Finally, one must also remember not all market research methodologies are created equal.  In my experience, I’ve found there seems to be a positive relationship between deeper levels of consumer/customer understanding and higher market share/volume.  This is because a substantial difference can occur between what consumers/customers say vs. what they actually do or think in purchase decisions.  Generally, qualitative research focuses on how consumer/customers describe themselves; while quantitative research facilitates can give insights into how consumers/customers think or feel – which tends to be more predictive of actual consumer behavior.  Below is an illustrative conceptual model: 

Conceptual Framework

Click on image to enlarge

Yes, quantitative research can be more expensive than qualitative.  However, I would argue the cost of bringing a bad idea to market and failing is FAR greater than doing the right research to help make the right decision in the first place.  You can actually save money via the right testing protocols.

So in summary, how does one make sure new products don’t fail or at least improve one’s chances of success?

1. Make sure your product/company is correctly aligned about your strategic competitive advantage.

2. If you don’t have one form a cross-functional team (usually led by marketing) to recommend how you can identify one.

3. If a new product is needed to help obtain a SCA, use the opportunity identification/discovery funnel to help focus the team’s creative juices to develop the right concept(s) with the right brand.

4. Finally, use the right  kind of research to pinpoint the strength/weaknesses of individual concepts  and ultimately how would it perform vs. competition.

If you follow this process, you will have a better chance of not having your next new product become one of those ideas ending up in the “marketplace” wasteland and also potentially detract from your company’s valuable reputation.  Good luck.

Rick Steinbrenner Chief Marketing Officer/Principal, Brand Marketing Advisors www.globalbrandguy.com The Global Brand Guy

Digitizing Your Personal Brand

According to most career experts, everyone needs a personal brand today to help differentiate themselves – especially in this competitive marketplace.  This first part of the presentation shows how consumer brands develop their branding and positioning and how it’s executed in their messaging.  A framework is then discussed to help individuals develop their own personal brand and messaging in the job search process.
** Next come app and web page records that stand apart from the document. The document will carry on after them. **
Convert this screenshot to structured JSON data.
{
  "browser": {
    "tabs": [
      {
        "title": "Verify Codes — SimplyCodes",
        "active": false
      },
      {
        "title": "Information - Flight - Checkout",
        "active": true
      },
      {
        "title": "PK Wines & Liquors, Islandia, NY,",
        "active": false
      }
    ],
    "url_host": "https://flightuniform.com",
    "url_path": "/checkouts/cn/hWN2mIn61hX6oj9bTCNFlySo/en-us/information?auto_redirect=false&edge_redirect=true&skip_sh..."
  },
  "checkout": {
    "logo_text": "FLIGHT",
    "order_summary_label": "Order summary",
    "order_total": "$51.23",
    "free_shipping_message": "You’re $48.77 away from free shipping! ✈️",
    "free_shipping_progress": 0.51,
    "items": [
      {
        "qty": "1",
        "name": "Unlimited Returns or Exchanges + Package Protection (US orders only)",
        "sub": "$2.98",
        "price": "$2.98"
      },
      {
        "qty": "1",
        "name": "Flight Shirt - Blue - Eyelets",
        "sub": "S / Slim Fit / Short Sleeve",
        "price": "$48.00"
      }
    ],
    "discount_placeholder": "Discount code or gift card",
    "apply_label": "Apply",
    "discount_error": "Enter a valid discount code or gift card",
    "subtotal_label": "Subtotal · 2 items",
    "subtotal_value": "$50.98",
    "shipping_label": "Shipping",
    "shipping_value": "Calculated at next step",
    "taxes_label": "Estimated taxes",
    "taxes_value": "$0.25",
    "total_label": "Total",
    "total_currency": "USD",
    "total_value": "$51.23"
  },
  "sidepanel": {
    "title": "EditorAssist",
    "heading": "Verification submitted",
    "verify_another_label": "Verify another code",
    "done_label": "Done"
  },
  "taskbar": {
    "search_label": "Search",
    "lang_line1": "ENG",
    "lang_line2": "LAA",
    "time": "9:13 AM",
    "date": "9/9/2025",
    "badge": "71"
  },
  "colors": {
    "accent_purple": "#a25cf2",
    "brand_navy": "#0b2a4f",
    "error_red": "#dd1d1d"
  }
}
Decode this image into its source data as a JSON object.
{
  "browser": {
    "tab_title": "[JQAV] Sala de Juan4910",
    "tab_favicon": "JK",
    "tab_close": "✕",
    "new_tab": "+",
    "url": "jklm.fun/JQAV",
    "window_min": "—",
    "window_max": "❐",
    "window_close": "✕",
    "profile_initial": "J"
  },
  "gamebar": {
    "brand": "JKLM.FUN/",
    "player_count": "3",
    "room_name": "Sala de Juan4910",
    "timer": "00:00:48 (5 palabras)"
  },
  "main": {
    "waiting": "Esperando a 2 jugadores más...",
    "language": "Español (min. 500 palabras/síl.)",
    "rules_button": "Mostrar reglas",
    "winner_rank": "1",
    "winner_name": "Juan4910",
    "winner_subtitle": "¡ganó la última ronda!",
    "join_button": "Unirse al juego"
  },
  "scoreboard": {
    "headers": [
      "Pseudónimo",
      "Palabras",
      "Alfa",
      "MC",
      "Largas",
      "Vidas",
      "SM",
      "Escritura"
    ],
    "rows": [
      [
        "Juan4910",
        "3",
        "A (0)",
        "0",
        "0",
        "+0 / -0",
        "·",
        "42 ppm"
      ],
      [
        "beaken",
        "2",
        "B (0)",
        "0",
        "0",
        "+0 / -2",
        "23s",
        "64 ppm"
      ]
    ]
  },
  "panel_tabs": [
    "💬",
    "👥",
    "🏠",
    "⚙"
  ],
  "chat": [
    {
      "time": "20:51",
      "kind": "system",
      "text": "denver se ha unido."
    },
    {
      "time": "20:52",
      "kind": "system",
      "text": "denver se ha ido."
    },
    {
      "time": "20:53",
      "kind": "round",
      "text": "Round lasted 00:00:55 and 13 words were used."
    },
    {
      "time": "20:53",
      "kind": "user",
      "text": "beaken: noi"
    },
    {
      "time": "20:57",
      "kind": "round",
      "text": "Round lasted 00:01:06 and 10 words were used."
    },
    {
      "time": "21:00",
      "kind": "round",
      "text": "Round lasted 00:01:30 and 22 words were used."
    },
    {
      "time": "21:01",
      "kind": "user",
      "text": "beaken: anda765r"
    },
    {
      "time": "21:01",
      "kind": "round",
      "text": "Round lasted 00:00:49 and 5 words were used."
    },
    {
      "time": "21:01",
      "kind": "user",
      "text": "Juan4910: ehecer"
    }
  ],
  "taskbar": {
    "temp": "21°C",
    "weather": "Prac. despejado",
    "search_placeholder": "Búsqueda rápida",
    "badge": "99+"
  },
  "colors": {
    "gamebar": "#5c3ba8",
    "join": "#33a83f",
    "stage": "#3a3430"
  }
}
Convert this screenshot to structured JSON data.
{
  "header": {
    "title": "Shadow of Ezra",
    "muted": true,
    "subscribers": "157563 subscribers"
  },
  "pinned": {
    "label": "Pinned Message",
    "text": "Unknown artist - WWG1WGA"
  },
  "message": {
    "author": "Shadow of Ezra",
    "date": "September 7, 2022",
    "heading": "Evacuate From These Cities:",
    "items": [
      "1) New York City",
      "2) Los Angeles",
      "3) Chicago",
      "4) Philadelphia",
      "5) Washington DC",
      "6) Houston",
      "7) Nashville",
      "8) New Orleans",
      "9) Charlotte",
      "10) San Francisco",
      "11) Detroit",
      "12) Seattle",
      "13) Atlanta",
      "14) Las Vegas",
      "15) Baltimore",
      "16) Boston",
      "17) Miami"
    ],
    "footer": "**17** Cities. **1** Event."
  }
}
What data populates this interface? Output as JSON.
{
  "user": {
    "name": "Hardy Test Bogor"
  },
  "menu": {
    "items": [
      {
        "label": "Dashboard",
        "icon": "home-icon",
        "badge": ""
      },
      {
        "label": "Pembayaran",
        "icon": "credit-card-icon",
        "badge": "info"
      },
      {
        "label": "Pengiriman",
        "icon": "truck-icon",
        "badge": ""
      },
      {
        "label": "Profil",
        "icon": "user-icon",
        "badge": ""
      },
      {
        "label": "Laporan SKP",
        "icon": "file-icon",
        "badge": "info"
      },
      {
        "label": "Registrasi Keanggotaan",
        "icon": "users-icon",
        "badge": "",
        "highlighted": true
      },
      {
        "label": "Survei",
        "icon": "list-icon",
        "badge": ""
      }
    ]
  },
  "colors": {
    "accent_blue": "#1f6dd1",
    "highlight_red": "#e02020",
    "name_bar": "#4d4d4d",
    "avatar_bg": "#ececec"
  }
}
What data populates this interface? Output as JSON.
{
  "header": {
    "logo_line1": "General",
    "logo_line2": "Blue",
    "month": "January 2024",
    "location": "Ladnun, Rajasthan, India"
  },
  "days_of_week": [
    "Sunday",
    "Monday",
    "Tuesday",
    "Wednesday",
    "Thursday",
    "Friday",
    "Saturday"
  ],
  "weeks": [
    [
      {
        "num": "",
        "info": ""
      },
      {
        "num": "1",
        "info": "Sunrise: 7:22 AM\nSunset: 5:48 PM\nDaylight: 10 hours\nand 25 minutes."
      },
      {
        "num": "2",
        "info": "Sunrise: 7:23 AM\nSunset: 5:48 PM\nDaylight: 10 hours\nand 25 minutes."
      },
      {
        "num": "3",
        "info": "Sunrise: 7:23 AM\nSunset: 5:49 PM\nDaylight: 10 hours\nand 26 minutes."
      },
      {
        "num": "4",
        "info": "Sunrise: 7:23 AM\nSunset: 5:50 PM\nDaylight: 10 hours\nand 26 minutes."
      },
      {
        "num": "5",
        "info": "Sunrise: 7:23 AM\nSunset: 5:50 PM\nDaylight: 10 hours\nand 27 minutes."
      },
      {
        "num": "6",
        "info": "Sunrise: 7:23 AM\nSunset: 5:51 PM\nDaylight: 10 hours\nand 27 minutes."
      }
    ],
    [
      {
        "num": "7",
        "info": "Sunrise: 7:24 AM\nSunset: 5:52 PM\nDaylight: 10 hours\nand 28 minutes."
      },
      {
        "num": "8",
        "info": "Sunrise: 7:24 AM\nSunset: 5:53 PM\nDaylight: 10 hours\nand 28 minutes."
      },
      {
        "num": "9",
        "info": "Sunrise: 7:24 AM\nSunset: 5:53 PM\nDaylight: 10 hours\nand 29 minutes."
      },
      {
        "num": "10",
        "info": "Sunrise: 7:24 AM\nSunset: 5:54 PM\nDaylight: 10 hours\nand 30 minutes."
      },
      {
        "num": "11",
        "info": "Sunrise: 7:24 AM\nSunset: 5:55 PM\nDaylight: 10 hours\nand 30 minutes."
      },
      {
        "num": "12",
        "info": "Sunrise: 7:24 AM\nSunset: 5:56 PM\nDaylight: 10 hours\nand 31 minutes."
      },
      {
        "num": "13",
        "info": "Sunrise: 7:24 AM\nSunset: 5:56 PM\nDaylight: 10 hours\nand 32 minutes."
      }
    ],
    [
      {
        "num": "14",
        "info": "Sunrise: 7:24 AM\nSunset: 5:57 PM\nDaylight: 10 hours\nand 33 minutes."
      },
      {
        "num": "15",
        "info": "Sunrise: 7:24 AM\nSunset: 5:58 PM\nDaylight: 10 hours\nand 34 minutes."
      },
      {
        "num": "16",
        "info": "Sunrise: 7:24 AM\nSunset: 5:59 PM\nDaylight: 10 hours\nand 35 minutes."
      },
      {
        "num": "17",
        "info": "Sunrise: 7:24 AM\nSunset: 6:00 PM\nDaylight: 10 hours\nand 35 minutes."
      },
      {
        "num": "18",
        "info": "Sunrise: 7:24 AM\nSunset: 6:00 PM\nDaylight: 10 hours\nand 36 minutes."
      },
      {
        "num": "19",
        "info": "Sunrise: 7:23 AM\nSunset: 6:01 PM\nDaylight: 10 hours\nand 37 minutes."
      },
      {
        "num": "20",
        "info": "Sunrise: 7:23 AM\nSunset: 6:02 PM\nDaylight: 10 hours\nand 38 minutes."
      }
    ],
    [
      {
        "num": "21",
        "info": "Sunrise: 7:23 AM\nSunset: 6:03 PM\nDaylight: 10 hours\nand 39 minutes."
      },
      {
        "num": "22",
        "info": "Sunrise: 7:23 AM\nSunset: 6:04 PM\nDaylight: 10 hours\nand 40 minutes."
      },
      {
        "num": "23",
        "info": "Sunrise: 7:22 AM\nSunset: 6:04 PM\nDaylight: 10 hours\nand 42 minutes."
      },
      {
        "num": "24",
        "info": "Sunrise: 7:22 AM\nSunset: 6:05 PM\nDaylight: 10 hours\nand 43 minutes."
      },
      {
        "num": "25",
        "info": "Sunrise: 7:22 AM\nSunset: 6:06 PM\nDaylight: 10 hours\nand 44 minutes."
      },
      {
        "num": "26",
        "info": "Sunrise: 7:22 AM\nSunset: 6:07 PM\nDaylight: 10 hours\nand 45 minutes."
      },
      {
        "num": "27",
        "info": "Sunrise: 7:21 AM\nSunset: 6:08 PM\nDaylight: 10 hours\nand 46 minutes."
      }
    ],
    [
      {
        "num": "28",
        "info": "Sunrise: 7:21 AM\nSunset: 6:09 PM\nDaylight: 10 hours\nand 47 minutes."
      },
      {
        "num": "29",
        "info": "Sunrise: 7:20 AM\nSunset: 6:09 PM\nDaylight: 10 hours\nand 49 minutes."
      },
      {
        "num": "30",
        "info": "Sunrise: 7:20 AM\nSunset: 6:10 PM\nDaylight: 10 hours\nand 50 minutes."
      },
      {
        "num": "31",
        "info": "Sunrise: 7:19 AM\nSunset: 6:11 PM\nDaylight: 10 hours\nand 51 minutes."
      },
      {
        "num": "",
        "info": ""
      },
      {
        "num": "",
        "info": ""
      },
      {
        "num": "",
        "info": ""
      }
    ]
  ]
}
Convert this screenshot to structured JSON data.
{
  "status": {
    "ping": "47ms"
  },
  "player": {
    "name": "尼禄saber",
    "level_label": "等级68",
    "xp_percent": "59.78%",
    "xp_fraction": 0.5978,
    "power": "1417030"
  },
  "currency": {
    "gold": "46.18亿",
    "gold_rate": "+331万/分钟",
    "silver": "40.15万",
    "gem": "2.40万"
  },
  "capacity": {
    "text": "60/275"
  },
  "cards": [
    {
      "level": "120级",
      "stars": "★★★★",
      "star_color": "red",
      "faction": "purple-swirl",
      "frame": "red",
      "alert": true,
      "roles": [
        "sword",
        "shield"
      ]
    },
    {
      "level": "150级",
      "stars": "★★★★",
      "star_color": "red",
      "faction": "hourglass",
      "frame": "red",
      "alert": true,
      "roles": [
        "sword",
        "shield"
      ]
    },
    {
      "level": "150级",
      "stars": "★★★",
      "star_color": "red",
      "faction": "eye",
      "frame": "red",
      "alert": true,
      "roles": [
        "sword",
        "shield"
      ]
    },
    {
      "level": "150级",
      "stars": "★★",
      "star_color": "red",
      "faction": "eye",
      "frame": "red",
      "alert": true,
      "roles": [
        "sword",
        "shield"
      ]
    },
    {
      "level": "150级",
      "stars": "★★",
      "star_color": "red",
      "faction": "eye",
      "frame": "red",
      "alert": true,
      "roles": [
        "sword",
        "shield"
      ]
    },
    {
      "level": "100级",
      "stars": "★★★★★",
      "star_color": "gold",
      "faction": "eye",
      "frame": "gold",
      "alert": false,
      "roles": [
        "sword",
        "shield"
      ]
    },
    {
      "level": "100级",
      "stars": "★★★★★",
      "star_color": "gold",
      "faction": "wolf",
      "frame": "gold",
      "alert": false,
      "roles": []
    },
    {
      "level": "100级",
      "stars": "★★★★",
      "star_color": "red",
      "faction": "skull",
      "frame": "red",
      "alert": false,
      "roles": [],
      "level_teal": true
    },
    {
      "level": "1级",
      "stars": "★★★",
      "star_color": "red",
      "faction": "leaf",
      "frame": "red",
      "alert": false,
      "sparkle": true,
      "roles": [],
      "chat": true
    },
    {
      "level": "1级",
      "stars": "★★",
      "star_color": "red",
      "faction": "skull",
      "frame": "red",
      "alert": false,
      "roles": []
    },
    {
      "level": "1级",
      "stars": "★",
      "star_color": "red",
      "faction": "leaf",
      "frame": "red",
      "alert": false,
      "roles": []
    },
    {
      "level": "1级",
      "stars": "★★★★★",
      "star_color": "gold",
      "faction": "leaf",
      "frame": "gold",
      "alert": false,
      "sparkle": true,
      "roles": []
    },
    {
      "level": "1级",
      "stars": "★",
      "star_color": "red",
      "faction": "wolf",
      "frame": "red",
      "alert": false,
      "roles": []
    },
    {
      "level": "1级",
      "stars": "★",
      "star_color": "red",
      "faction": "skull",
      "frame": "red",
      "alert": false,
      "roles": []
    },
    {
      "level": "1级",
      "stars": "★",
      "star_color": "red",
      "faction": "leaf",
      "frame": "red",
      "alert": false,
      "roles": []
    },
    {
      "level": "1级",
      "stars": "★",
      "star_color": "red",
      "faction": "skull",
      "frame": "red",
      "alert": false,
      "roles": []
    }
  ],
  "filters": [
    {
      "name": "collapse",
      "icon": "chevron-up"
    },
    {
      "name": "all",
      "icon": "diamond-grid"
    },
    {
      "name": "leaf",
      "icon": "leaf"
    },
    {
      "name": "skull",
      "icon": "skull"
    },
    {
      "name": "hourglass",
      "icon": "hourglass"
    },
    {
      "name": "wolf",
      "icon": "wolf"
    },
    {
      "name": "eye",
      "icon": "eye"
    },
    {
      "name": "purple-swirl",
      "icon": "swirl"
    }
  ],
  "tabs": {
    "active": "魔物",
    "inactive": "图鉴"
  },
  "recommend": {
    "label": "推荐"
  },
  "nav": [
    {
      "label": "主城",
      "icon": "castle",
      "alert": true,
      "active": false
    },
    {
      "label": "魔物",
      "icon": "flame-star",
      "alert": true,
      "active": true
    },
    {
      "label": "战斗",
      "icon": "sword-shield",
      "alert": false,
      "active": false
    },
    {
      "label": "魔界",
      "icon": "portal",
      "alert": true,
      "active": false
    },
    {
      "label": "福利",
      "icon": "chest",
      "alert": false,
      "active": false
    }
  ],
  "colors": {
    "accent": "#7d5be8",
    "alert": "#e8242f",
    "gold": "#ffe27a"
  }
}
In addition, you really need more than a business card/resume/linked in profile to be “found” on the internet these days – you need your own website.  The balance of the presentation then details a step by step process on how to develop your own professional website for the “non-technical” user.

(Note: this presentation include a you tube video by Tom Peters. In order to view the video, you will need to do three things.

1) Must have a live internet connection while viewing

2) Save & download the presentation.

3) Then view the presentation in slide show and enable the content when the security alert for macros and active X comes up – (this may or may not happen depending on your computers settings.)

Staged Tollgate NPD For Successful New Product Ideas

This presentation discusses the importance of BOTH product and branding as key drivers for commercial success in new product development.  It details a best practice staged tollgate new product development process along with an example of how it was used to successfully develop new product ideas from scratch.  Then successful development of effective branding and positioning are also presented along with three live examples of how they were successfully deployed in the marketplace.

(Note: this presentation includes three you tube videos which shows execution of the presented brands positioning.  In order to view the videos, you need to do three things.

1) Must have a live internet connection while viewing

2) Save & download the presentation.

3) Then view the presentation in slide show and enable the content when the security alert for macros and active X comes up – (this may or may not happen depending on your computers settings.)